Stored items
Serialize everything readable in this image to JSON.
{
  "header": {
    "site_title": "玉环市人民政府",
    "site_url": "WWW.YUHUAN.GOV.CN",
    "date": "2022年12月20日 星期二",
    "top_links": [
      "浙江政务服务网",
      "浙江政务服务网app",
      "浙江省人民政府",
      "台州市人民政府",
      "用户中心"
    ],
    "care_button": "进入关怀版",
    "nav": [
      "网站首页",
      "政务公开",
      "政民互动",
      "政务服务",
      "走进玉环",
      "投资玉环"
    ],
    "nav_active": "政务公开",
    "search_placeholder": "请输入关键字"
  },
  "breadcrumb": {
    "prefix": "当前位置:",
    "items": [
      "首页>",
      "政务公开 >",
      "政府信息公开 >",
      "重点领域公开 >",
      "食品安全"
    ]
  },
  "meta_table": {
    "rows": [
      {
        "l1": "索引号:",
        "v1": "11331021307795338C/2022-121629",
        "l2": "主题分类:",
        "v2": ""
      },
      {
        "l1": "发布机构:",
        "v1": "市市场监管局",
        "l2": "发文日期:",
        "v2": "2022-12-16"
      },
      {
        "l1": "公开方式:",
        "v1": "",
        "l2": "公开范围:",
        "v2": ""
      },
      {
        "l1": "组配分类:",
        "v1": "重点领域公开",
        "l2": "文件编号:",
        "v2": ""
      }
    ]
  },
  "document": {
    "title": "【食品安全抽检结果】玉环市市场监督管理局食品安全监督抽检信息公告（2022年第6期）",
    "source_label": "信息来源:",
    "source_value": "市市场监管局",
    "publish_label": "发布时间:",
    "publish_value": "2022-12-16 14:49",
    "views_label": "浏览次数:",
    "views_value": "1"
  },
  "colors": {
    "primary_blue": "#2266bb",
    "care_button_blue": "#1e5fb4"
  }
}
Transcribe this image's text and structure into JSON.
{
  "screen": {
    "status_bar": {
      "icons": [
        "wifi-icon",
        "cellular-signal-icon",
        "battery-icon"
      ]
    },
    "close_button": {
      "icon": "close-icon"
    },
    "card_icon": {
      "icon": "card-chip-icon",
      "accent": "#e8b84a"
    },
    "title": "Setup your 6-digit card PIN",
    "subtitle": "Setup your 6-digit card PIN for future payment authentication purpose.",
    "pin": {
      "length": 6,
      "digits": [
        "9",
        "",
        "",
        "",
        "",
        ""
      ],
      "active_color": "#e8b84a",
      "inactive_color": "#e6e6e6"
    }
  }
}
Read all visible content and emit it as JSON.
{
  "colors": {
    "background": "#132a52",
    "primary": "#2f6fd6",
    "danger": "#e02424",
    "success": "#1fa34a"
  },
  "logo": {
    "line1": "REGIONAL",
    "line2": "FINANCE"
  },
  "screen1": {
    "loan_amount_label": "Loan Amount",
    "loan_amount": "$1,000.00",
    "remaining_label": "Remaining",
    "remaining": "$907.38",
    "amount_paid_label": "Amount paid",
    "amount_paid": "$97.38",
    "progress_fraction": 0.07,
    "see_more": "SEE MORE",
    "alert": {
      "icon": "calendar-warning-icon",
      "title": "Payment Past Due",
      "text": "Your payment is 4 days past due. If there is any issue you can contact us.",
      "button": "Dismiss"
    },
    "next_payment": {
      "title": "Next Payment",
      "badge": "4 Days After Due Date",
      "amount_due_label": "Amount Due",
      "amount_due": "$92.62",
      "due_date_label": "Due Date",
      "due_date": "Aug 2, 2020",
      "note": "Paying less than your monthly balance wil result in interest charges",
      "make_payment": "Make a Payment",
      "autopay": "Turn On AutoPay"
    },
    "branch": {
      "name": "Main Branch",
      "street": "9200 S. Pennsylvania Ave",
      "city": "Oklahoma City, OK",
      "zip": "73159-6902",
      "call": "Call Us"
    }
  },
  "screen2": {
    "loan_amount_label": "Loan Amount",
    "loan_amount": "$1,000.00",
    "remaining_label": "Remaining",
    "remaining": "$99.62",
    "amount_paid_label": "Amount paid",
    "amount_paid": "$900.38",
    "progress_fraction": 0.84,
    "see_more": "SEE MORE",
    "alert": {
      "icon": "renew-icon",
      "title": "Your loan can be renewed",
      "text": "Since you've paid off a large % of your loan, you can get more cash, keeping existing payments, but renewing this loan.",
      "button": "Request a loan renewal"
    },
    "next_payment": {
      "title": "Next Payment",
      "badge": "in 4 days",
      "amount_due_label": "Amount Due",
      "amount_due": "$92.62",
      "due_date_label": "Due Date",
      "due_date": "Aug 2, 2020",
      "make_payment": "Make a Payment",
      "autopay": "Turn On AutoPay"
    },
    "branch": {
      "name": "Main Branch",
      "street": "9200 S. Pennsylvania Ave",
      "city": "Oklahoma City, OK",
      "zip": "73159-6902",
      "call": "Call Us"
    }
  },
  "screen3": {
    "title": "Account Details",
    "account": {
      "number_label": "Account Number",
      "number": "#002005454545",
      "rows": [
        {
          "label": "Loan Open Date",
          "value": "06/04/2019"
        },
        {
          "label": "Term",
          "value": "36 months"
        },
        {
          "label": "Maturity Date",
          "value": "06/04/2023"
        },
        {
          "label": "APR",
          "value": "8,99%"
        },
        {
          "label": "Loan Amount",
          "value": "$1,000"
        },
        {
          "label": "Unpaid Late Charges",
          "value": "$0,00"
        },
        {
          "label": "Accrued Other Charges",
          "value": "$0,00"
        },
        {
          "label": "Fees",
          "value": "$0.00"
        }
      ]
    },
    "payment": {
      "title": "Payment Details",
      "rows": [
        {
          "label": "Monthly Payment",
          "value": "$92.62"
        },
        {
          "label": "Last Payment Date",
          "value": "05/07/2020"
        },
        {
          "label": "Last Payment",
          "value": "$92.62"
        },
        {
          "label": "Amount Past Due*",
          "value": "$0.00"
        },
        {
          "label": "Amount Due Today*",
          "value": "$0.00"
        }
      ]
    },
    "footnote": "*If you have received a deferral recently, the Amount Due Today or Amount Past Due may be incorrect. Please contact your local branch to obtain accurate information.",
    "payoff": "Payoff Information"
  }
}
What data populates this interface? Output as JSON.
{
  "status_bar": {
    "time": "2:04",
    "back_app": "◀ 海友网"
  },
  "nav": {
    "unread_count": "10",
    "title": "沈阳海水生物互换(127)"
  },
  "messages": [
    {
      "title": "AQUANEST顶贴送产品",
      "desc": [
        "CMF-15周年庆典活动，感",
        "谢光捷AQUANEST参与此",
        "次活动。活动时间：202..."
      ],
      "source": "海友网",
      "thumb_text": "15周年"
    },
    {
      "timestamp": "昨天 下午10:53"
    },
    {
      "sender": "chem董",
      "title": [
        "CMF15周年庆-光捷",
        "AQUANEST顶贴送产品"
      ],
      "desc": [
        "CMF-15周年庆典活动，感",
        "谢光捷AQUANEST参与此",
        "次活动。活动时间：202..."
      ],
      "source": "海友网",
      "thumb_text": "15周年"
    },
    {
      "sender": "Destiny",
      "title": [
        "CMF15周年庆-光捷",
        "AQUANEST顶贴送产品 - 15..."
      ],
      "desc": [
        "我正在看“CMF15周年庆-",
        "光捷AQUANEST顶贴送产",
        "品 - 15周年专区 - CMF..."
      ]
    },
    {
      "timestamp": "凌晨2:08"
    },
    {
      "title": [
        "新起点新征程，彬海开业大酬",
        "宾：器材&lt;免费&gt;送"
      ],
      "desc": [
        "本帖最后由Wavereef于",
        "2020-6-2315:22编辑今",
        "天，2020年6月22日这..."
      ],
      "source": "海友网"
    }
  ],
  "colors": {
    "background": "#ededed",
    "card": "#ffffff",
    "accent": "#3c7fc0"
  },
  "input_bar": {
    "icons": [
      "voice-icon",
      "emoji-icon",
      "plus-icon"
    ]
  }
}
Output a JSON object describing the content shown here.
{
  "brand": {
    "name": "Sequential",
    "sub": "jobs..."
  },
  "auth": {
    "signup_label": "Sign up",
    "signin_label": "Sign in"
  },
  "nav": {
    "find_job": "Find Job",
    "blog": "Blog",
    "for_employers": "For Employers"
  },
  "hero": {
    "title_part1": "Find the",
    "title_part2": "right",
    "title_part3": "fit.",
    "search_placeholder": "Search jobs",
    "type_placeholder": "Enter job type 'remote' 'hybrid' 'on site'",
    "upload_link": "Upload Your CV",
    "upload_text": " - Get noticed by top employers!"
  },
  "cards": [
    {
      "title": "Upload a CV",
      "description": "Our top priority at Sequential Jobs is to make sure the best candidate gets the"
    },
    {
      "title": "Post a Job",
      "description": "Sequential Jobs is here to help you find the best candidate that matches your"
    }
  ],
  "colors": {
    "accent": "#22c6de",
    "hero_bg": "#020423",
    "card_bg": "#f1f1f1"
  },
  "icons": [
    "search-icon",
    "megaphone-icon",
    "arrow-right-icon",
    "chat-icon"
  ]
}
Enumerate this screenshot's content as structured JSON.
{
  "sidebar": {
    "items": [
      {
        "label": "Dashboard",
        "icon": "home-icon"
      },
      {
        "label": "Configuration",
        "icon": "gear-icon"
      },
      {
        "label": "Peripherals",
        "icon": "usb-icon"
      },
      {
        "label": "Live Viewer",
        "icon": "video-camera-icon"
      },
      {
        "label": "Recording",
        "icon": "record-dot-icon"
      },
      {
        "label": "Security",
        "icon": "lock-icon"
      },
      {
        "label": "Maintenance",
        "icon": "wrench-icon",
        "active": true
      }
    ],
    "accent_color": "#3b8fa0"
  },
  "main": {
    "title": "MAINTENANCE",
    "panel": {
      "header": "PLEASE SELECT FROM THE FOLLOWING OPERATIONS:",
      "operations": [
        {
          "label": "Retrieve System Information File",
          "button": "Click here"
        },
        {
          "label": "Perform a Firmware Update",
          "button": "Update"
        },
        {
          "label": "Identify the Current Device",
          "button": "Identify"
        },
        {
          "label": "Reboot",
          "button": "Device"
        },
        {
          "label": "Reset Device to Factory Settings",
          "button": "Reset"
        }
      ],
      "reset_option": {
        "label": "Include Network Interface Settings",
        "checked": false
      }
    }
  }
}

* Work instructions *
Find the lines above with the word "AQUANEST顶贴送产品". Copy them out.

* Answer section *
      "title": "AQUANEST顶贴送产品",
        "AQUANEST顶贴送产品"
        "AQUANEST顶贴送产品 - 15..."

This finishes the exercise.